Queer Eye is an American reality television series that premiered on the cable television network Bravo during July 2003. The program's original name Queer Eye for the Straight Guy was changed after the third season to generalize the scope of its content. The series was created by executive producers David Collins and Michael Williams along with their producing partner David Metzler; it was produced by their production company, Scout Productions.

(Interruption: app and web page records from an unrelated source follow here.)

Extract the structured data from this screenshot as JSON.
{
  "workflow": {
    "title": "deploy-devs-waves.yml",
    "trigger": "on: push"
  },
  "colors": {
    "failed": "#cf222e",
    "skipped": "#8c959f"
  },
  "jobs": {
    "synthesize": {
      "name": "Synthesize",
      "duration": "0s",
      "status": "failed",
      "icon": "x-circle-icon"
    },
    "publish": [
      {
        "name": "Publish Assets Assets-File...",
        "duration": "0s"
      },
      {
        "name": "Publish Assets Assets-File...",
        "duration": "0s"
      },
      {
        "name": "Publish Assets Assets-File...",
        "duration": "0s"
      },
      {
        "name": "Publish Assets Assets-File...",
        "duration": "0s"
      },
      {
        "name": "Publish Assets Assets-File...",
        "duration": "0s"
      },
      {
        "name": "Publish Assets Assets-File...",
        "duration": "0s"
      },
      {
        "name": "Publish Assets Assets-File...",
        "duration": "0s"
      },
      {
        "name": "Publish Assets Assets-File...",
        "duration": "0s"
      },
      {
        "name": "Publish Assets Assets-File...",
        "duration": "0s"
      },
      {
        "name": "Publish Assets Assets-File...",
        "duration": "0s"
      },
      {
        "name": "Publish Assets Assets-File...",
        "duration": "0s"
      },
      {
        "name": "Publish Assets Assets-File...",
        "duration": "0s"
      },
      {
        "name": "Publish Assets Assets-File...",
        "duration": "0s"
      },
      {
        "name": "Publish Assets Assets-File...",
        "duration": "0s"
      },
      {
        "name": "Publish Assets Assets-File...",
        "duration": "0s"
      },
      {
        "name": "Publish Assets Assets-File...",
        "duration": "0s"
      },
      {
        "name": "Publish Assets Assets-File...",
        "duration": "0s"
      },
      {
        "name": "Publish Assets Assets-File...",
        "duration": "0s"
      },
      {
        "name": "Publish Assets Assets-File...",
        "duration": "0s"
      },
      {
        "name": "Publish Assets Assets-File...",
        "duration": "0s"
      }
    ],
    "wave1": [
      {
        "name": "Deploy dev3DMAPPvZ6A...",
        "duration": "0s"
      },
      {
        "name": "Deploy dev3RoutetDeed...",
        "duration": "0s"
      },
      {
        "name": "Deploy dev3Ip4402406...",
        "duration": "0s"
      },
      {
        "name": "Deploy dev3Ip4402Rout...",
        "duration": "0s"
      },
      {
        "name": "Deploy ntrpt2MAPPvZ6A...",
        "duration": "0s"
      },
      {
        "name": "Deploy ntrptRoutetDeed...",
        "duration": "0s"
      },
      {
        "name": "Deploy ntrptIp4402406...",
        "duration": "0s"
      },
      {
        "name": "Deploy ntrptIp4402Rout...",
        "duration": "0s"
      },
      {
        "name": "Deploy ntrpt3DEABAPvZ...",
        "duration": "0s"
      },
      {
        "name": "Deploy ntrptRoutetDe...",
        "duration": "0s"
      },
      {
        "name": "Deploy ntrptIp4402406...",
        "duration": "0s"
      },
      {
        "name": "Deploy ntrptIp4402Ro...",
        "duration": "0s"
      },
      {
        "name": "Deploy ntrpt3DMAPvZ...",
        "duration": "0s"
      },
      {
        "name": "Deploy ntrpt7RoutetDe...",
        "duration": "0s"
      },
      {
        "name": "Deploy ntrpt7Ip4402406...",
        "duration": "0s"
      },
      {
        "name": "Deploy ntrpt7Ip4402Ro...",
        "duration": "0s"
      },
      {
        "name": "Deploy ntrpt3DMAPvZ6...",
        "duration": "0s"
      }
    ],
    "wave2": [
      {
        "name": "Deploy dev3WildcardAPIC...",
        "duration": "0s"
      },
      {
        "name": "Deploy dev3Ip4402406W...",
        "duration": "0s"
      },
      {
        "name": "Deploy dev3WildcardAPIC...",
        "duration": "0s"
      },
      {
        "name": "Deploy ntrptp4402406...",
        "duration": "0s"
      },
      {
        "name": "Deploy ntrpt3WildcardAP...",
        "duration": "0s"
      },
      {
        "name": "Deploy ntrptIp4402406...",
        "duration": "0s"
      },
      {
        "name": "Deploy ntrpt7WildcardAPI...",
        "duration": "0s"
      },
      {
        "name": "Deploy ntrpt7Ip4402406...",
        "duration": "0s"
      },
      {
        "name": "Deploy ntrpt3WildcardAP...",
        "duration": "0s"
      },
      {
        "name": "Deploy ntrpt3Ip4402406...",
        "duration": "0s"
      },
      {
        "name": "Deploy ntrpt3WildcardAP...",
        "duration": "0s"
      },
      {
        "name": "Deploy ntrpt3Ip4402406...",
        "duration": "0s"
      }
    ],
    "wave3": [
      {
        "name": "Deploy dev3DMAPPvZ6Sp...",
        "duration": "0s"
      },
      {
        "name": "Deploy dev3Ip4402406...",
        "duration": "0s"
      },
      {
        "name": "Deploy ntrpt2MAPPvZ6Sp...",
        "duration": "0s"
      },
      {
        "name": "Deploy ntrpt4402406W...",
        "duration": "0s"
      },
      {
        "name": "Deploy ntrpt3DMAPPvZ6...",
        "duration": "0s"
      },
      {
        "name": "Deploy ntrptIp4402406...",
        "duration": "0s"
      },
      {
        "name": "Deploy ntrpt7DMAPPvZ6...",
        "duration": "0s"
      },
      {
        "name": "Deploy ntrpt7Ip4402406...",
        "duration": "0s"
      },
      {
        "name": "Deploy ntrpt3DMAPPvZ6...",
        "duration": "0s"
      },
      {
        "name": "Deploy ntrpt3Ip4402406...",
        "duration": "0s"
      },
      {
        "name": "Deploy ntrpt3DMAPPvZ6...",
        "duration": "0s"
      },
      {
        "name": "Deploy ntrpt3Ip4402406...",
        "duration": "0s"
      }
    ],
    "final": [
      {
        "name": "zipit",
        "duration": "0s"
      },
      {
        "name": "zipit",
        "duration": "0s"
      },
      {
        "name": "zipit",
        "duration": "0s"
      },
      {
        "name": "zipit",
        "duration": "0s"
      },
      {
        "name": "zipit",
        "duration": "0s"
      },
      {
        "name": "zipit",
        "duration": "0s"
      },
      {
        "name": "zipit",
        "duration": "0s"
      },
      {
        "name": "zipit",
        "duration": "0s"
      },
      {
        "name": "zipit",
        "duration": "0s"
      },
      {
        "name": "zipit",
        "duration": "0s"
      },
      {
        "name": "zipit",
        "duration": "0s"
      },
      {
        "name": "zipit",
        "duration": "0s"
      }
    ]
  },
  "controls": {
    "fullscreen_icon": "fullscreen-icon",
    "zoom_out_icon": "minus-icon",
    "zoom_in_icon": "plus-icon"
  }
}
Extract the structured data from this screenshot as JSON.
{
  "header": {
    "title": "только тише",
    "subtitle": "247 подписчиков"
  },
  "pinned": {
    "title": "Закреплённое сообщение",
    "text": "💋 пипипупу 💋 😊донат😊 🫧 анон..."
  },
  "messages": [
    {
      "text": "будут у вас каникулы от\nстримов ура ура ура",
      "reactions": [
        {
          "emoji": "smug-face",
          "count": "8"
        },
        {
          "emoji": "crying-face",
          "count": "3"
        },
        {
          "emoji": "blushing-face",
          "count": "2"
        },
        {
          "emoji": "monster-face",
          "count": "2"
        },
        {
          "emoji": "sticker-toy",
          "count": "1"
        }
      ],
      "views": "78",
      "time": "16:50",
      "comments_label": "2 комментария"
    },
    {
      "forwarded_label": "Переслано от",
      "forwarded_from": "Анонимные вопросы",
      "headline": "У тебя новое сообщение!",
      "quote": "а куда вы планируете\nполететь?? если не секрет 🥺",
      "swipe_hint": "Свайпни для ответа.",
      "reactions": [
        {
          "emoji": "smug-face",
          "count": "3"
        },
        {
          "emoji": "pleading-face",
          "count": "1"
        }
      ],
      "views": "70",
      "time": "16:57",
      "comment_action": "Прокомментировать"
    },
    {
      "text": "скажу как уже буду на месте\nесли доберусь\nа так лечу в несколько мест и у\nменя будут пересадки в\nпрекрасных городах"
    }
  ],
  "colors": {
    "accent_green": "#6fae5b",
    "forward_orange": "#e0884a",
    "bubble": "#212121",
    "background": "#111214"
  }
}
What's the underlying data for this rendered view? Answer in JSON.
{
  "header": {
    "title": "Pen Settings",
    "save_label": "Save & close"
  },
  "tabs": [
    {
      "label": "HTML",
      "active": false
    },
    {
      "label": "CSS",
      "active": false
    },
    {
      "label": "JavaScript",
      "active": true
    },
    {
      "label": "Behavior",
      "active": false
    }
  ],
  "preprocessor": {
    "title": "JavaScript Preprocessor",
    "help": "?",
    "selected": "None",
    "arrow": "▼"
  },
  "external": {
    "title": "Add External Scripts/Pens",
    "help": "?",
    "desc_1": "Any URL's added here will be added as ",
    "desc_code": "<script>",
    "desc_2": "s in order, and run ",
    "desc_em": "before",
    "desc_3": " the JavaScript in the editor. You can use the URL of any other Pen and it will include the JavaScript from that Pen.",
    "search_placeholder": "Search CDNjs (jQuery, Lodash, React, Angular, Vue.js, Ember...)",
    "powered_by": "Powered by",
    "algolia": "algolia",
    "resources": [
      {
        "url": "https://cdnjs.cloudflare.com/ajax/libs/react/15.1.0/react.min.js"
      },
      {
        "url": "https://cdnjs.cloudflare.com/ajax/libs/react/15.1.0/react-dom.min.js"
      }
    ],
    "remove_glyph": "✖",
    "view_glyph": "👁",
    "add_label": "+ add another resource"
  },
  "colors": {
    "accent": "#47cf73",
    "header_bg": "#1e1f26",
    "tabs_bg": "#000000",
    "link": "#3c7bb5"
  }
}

The series is premised on and uses the stereotypes that homosexual ("queer") men are superior in matters of fashion, style, personal grooming, interior design and culture. In each episode, the team of five homosexual men known collectively as the "Fab Five" perform a "makeover" (in the parlance of the show, a "make-better") on a person, usually a heterosexual ("straight") man, revamping his wardrobe, redecorating his home and offering advice on grooming, lifestyle and food.
Queer Eye for the Straight Guy debuted during 2003, and quickly became a surprise success. The success of the series resulted in merchandising, franchising of the concept internationally, and a woman-oriented spin-off, Queer Eye for the Straight Girl. Queer Eye won an Emmy Award for Outstanding Reality Program during 2004. The series' name was abbreviated to Queer Eye at the beginning of its third season to represent the show's change from making over only heterosexual men to including women and homosexual men. Queer Eye ended production during 2006 June and the final ten episodes were broadcast during October 2007. The series ended October 30. During September 2008, the Fine Living Network briefly aired Queer Eye in syndication.
On January 24, 2017, Netflix announced it has ordered a new season of Queer Eye with eight episodes, with the original Fab Five set to be replaced by new members.